- FIPS 140-2 Level 1 validated cryptography – Industry sectors such as the federal sector require this level of security for any applications that access sensitive data. Now the VxRail software meets this standard by using cryptographic libraries and encrypting data in-transit and storage of keys and credentials. Combine that with existing vSAN encryption that already meets this standard for data at rest, VxRail clusters can be a fit for even more environments in various industry sectors with higher security standards. The guest list for this party is only getting bigger.
Along with these features that increase the market opportunity for VxRail clusters, lifecycle management enhancements also come along with VxRail 7.0.010’s entrance to the party. VxRail has strengthened in LCM pre-upgrade health check to include more ecosystem components in the VxRail stack. Already providing checks against the HCI hardware and software, VxRail is extending to ancillary components such as the vCenter Server, Secure Remote Services gateway, RecoverPoint for VMs software, and the witness host used for 2-node and stretched clusters. The LCM pre-upgrade health check performs a version compatibility against these components before upgrading the VxRail cluster. With a stronger LCM pre-upgrade health check, you’ll have more time for summer fun.
VxRail 7.0.010 is here to keep the VxRail summer party going.
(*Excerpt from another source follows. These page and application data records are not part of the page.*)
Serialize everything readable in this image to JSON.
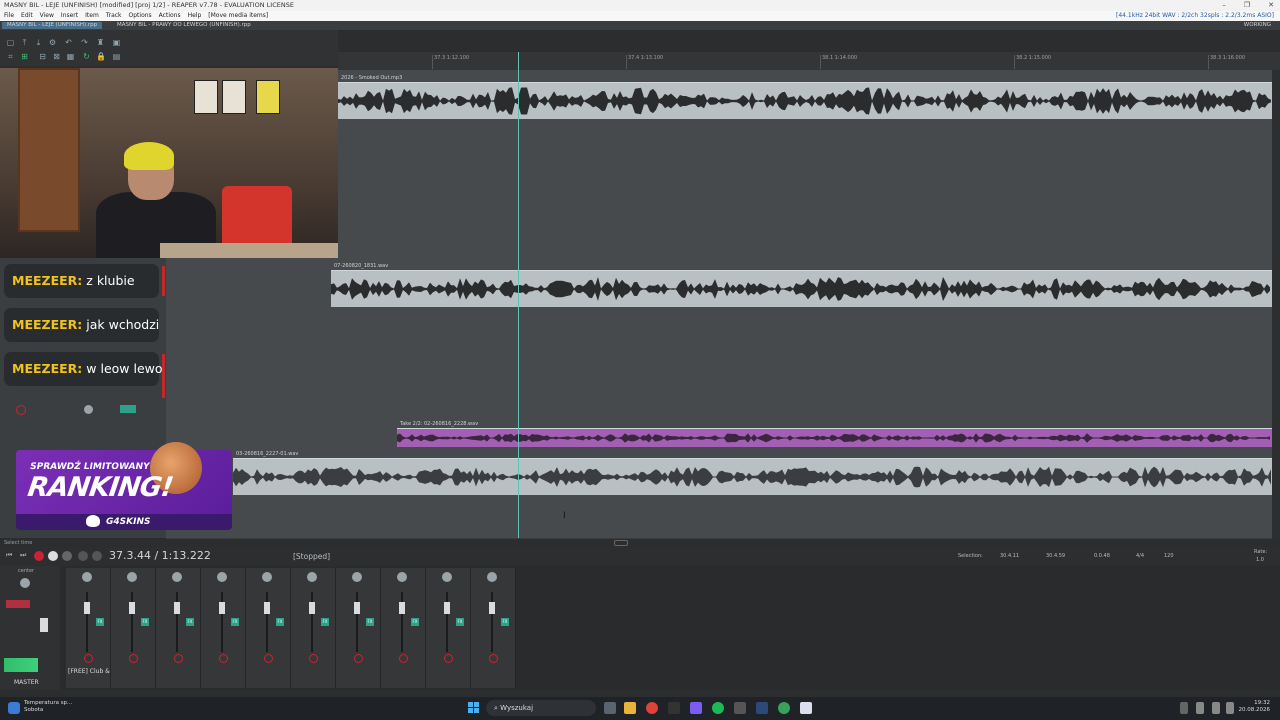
{
  "window": {
    "title": "MASNY BIL - LEJE (UNFINISH) [modified] [proj 1/2] - REAPER v7.78 - EVALUATION LICENSE",
    "controls": [
      "–",
      "❐",
      "✕"
    ]
  },
  "menu": {
    "items": [
      "File",
      "Edit",
      "View",
      "Insert",
      "Item",
      "Track",
      "Options",
      "Actions",
      "Help",
      "[Move media items]"
    ],
    "audio_status": "[44.1kHz 24bit WAV : 2/2ch 32spls : 2.2/3.2ms ASIO]"
  },
  "project_tabs": [
    {
      "label": "MASNY BIL - LEJE (UNFINISH).rpp"
    },
    {
      "label": "MASNY BIL - PRAWY DO LEWEGO (UNFINISH).rpp"
    }
  ],
  "project_tab_right": "WORKING",
  "ruler": {
    "marks": [
      "37.3\n1:12.100",
      "37.4\n1:13.100",
      "38.1\n1:14.000",
      "38.2\n1:15.000",
      "38.3\n1:16.000"
    ]
  },
  "items": {
    "item1": "2026 - Smoked Out.mp3",
    "item2": "07-260820_1831.wav",
    "item3": "Take 2/2: 02-260816_2228.wav",
    "item4": "03-260816_2227-01.wav"
  },
  "chat": [
    {
      "user": "MEEZEER:",
      "msg": "z klubie"
    },
    {
      "user": "MEEZEER:",
      "msg": "jak wchodzi"
    },
    {
      "user": "MEEZEER:",
      "msg": "w leow lewo"
    }
  ],
  "ad": {
    "line1": "SPRAWDŹ LIMITOWANY",
    "line2": "RANKING!",
    "brand": "G4SKINS"
  },
  "transport": {
    "time": "37.3.44 / 1:13.222",
    "status": "[Stopped]",
    "select_time": "Select time",
    "selection_label": "Selection:",
    "sel_start": "30.4.11",
    "sel_end": "30.4.59",
    "sel_len": "0.0.48",
    "time_sig": "4/4",
    "bpm": "120",
    "rate_label": "Rate:",
    "rate": "1.0"
  },
  "mixer": {
    "master_label": "MASTER",
    "master_sublabel": "center",
    "strip_label": "[FREE] Club &",
    "strip_count": 10
  },
  "taskbar": {
    "weather_title": "Temperatura sp...",
    "weather_sub": "Sobota",
    "search": "Wyszukaj",
    "time": "19:32",
    "date": "20.08.2026"
  },
  "colors": {
    "accent": "#5fc3b8",
    "selected_item": "#a35fb3",
    "chat_user": "#f0c21c"
  }
}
These new capabilities will help our customers accelerate innovation by providing an HCI platform that delivers the infrastructure flexibility their applications require, while giving the administrators the operational freedom and simplicity to fearlessly update their clusters freely.
Interested in learning more about VxRail 7.0.010? You can find more details in the release notes.
Daniel Chiu, VxRail Technical Marketing